HIV/AIDS Initiative/Debt Relief
Mr. Marks. On HIV, you surprised many in Washington by the vigor with which you've embraced the battle to combat HIV/ AIDS. Some say you could do even more by more enthusiastically embracing debt relief for Africa. You favor it enthusiastically for Iraq; why not more enthusiastically for Africa?
The President. Well, let me start with the HIV program. I mean, enthusiasm is to the tune of $15 billion—that's pretty darn enthusiastic—to deal with the pandemic. And I also have agreed to increase the direct developmental aid grants from the United States by 50 percent. However, we expect countries, whether they be in Africa or anywhere else, that are applying for this money to embrace the habits of a free country, like transparency, anticorruption, making sure the people are educated and receive health care. So we're doing a lot in America.
There is a program in place for debt relief. And I would like to see that program implemented in full. I also called for the World Bank to give more grants rather than loans. And so our program across the board is compassionate, in my judgment, because we care about Africa and we care about the people of Africa.
Mr. Marks. And as you head to Africa, you are obviously aware that there are a large number of people on the continent who disagree with many of your policies, particularly your decision to move into Iraq, some of them very prominent personalities. When a statesman like former South African President Nelson Mandela says the very personal things about you that he has said in the past and continues to say even this week, that's got to hurt.
The President. No. I did the right thing. My job is to make sure America is secure. And if some don't like the tactics, that's the nature of a free world, where people can express their opinion.

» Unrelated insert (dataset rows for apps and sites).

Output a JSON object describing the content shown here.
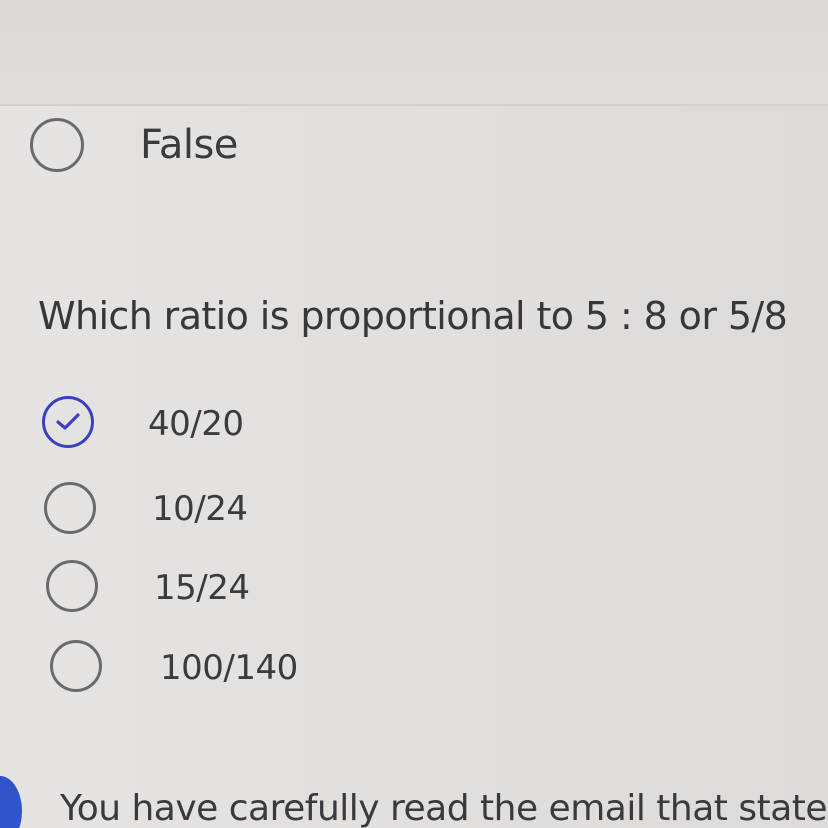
{
  "previous_question": {
    "option_label": "False"
  },
  "question": {
    "text": "Which ratio is proportional to 5 : 8  or 5/8",
    "options": [
      {
        "label": "40/20",
        "selected": true
      },
      {
        "label": "10/24",
        "selected": false
      },
      {
        "label": "15/24",
        "selected": false
      },
      {
        "label": "100/140",
        "selected": false
      }
    ]
  },
  "next_question": {
    "text": "You have carefully read the email that states"
  },
  "colors": {
    "selected_accent": "#3a3fc4",
    "next_marker": "#2f55c8"
  }
}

I admire Nelson Mandela. As a matter of fact, my administration was the one that gave him the Medal of Freedom because of his courage and bravery. I just happen to disagree with him on his view of how best to secure America.
But you can be rest assured that if I think America is threatened, I will act. And you know, I understand criticism. I mean, look, but I'm not the kind of person that runs around trying to take a poll to determine what to do. If I believe it's necessary for my country, I will act.
I also believe it's necessary, when we see people enslaved, to work on behalf of their freedom, because this country believes that freedom is the desire of every human heart. And one of the great benefits of our action in Iraq is not only going to make America more secure, but it's going to make the Iraqi people more free. And you know, these mass graves we're finding is just the tip of the iceberg about what these poor people had to suffer at the hands of Saddam Hussein. And it's that kind of suffering that troubles me. And I believe the use of—proper use of power by America will make the world more peaceful, America more secure, and as importantly, people more free.
Mr. Marks. Mr. President, bon voyage.
The President. Thank you, sir.
NOTE: The interview was taped at 1:17 p.m. in the Map Room at the White House for later broadcast. In his remarks, the President referred to President Charles Taylor of Liberia; Secretary-General Kofi Annan of the United Nations; President Thabo Mbeki of South Africa; and former President Saddam Hussein of Iraq. A tape was not available for verification of the content of this interview.
George W. Bush, Interview With the South African Broadcasting Corporation Online by Gerhard Peters and John T. Woolley, The American Presidency Project https://www.presidency.ucsb.edu/node/216266